Raila assured Ruto and Balala they would be given a chance to compete for the party’s presidential ticket in 2012. Water Minister Charity Ngilu prevailed upon ODM supporters to accept Ruto and Balala back as sacking them would weaken the party. Ngilu said ODM has a mission to liberate Kenyans and should not lose any of its members.

"We must not allow ourselves to be divided by those fighting ODM," she said.

Roads Minister Franklin Bett commended Raila for extending an olive branch to Ruto and Balala.

"We need sobriety and tolerance and Raila has displayed this quality," Bett said.

Most Coast leaders led by East African Community Minister Amason Kingi called on Raila to sack the two.

"In 2007, ODM was like a river which carried with it bad trash which must be weeded out now," said.

He said Balala did not consult the Coast region when he joined the alliance supporting the KKK (Kalenjin, Kikuyu, Kamba) alliance.

Why spare them?

The Coast leaders expressed disappointment with Raila’s decision to forgive the rebel ministers.

ODM chairman Henry Kosgey, Higher Education Minister Sally Kosgey and Bett admitted eviction of settlers in the Mau forest had been mishandled.
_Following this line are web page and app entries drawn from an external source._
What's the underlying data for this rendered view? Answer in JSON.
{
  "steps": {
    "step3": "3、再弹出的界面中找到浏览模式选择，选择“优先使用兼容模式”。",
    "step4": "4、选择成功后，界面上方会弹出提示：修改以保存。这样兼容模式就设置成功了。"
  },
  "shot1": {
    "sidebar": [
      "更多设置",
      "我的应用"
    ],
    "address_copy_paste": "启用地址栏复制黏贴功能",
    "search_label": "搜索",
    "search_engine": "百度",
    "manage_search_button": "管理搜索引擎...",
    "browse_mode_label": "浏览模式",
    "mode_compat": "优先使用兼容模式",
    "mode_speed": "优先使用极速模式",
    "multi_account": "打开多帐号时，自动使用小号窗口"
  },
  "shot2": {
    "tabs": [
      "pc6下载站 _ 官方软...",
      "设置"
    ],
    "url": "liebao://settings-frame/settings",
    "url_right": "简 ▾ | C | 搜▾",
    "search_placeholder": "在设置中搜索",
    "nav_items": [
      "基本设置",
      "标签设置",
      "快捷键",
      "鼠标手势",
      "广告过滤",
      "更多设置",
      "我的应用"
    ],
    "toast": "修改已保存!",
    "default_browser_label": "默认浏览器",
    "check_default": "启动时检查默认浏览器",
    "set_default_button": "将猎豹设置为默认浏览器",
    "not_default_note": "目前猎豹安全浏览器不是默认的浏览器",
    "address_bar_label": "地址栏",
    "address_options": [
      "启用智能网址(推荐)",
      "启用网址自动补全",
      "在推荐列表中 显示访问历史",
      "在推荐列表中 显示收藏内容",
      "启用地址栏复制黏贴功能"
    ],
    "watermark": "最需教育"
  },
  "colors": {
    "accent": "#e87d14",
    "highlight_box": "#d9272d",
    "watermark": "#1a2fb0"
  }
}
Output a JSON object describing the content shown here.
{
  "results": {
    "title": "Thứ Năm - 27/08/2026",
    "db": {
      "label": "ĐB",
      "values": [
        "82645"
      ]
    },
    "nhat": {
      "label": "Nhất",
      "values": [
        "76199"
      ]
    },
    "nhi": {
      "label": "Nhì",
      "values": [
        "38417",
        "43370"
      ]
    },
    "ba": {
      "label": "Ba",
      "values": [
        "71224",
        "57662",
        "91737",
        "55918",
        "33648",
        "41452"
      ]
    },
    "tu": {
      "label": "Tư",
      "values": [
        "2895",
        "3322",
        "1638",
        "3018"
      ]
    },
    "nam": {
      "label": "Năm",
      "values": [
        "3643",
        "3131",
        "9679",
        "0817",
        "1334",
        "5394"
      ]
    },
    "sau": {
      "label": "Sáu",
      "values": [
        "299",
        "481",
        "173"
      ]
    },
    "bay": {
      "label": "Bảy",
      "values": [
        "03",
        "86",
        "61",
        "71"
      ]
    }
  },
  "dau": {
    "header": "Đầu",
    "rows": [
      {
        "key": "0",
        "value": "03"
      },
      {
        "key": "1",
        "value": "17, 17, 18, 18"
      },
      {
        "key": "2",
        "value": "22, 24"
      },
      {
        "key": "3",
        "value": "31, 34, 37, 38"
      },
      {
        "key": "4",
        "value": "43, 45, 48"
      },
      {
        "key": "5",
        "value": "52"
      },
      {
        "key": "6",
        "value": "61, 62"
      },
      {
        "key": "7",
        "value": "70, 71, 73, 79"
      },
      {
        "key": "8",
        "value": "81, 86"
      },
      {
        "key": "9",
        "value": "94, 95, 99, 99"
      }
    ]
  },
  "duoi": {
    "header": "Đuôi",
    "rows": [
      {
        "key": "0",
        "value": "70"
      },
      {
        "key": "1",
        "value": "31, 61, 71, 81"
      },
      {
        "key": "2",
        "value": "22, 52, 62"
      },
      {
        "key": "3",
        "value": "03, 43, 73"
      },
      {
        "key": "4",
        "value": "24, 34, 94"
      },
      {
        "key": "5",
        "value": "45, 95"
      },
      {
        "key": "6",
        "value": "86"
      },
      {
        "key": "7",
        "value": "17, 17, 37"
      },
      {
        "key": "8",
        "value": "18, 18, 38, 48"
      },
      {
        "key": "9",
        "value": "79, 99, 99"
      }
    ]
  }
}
However, they said the Government has began addressing the issue and it should not be used to break up ODM.

The three ministers from Rift Valley assured party supporters that ODM was intact in the region despite the rebels attacking the party leader.

"The rebels have a secret agenda and they are using the Mau evictions as a scapegoat," said Kosgey.

Nominated MP Musa Sirma insisted ODM in Rift Valley was still intact and there was no cause for alarm.

Raila said there was no guarantee that he would become the party’s presidential candidate in 2012 and urged those eyeing the top seat not to run away for fear of being blocked.

"We will conduct a free and fair presidential nomination at Kasarani and whoever becomes the party candidate will get my vote," Raila said.

He asked rebels not to break the party because of petty differences and fear of being denied a chance to run for the presidency.

On the Harmonised Draft Constitution, Raila insisted the Kadhi’s courts was not a contentious issue and urged Christians accept them.

The PM warned the National Environment Management Authority (Nema) against harassing religious leaders over the noise pollution rule.

On executive power, Raila urged Kenyans not to accept an imperial presidency, saying concentration of power witnessed in the current Constitution has encouraged dictatorship and corruption.